U.S. Troop Toll In Iraq Tops 1,900

In this picture made available by the US Army, Tuesday, Sept. 20, 2005 Lt. Col. Christopher Gibson, commander of the 2nd Battalion, 325th Airborne Infantry Regiment, 82nd Airborne Division, stands in the shade on a deserted street during a break while patrolling with Company A in Tall Afar, Iraq, Monday Sept. 19, 2005.
AP
The U.S. military said Tuesday that four U.S. soldiers died in two roadside bombings near the insurgent stronghold of Ramadi and a fifth died in a blast north of Baghdad, pushing the toll of American forces killed in Iraq past 1,900.

Also Tuesday, a suicide bomber killed four other Americans — a diplomatic security agent and three private security agents — in the northern city of Mosul, a U.S. official said on condition of anonymity because he was not authorized to release the information.

Four of the soldiers were killed in two separate bomb attacks Monday during combat operations in Ramadi, a volatile city 70 miles west of Baghdad, the military said. The victims were U.S. Army soldiers attached to the 2nd Marine Division, II Marine Expeditionary Force.

The fifth soldier, from the 18th Military Police Brigade, was killed Tuesday by a roadside bomb 75 miles north of the capital, the military said.

As of Tuesday, 1,904 members of the U.S. military have died since the beginning of the Iraq war in March 2003, according to an Associated Press count. At least 1,483 died as a result of hostile action, according to the military's numbers. The figures include five military civilians.

In other developments:
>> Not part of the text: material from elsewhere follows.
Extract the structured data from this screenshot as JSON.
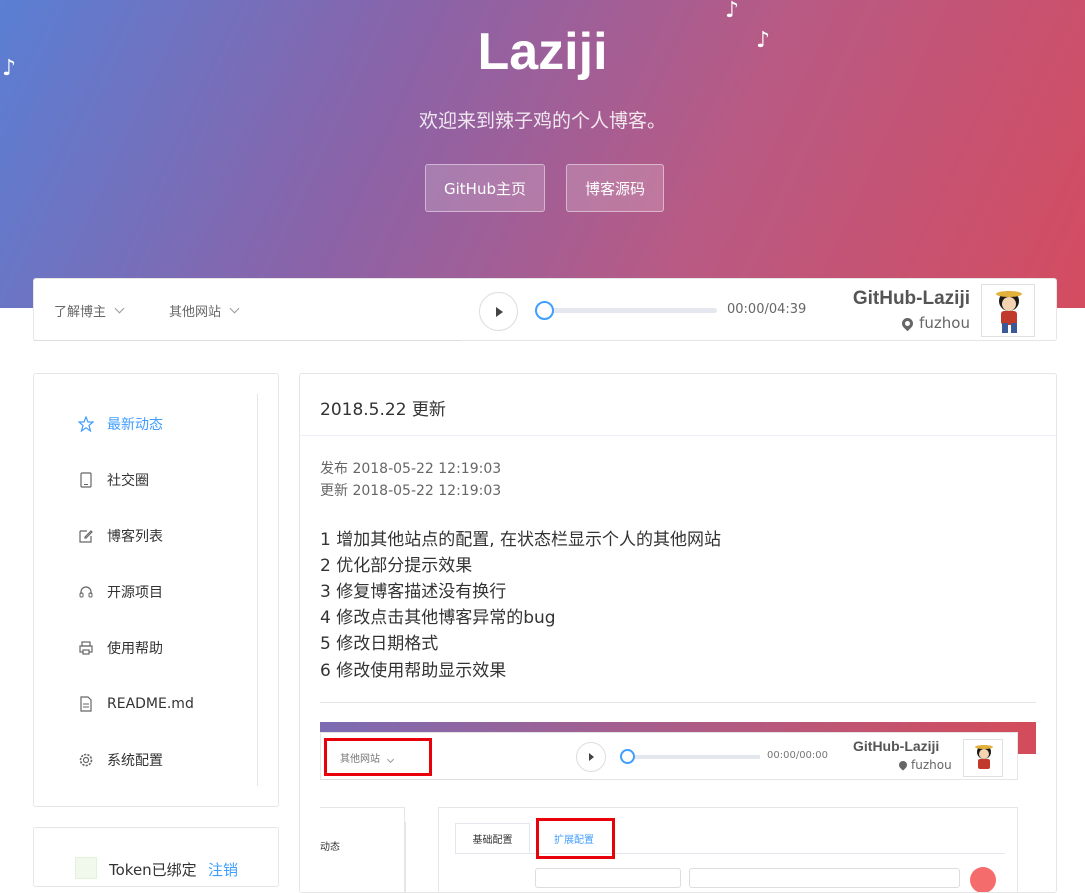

  • Pfc. Lynndie England is back in court Fort Hood, Texas, Tuesday. Four months after she tried without success to plead guilty, England plans to fight charges she played a key role in abusing detainees at Baghdad's Abu Ghraib prison, her chief lawyer said.
  • The U.S. military has arrested two men it claimed were doctors aiding insurgents, blocking militant plans to set up a medical clinic for their fighters. Military officials said seven other suspected insurgents were captured around Baghdad, five of whom were caught Monday at a security checkpoint and two others in a raid Tuesday in the capital.
  • Opposition political leaders expressed unease Tuesday about the British role in Iraq, a day after a clash between the army and rioters in Basra. "I think the events of the last 24 hours confirm what many of us have worried now over many months, that Iraq is moving more in the direction of civil war," Liberal Democrat leader Charles Kennedy said.
  • On Sunday, an Iraqi journalist working for The New York Times was killed after men claiming to be police officers took him from his home, the newspaper said. Fakher Haider, 38, was found dead in a deserted area on the city's outskirts Monday, hands bound with at least one gunshot to the head, the Times reported.
  • Iraqi lawmakers charge that hundreds of millions of dollars earmarked for reconstruction are either being stolen or squandered, with a focus on former Defense Minister Hazem Shaalan. Shaalan moved to Jordan shortly after he was replaced in office when a new government was formed following parliamentary elections in January.
  • British armored vehicles broke down the wall of a jail in the southern city of Basra during a raid to free two British soldiers who were later found in the custody of local militiamen elsewhere in the city. Britain's defense minister on Tuesday defended the raid as "absolutely right."
  • On Friday, a local commander of al-Mahdi Army, a militia loyal to the radical Shiite cleric Muqtada al-Sadr, was arrested, prompting a demonstration by militiamen demanding his release.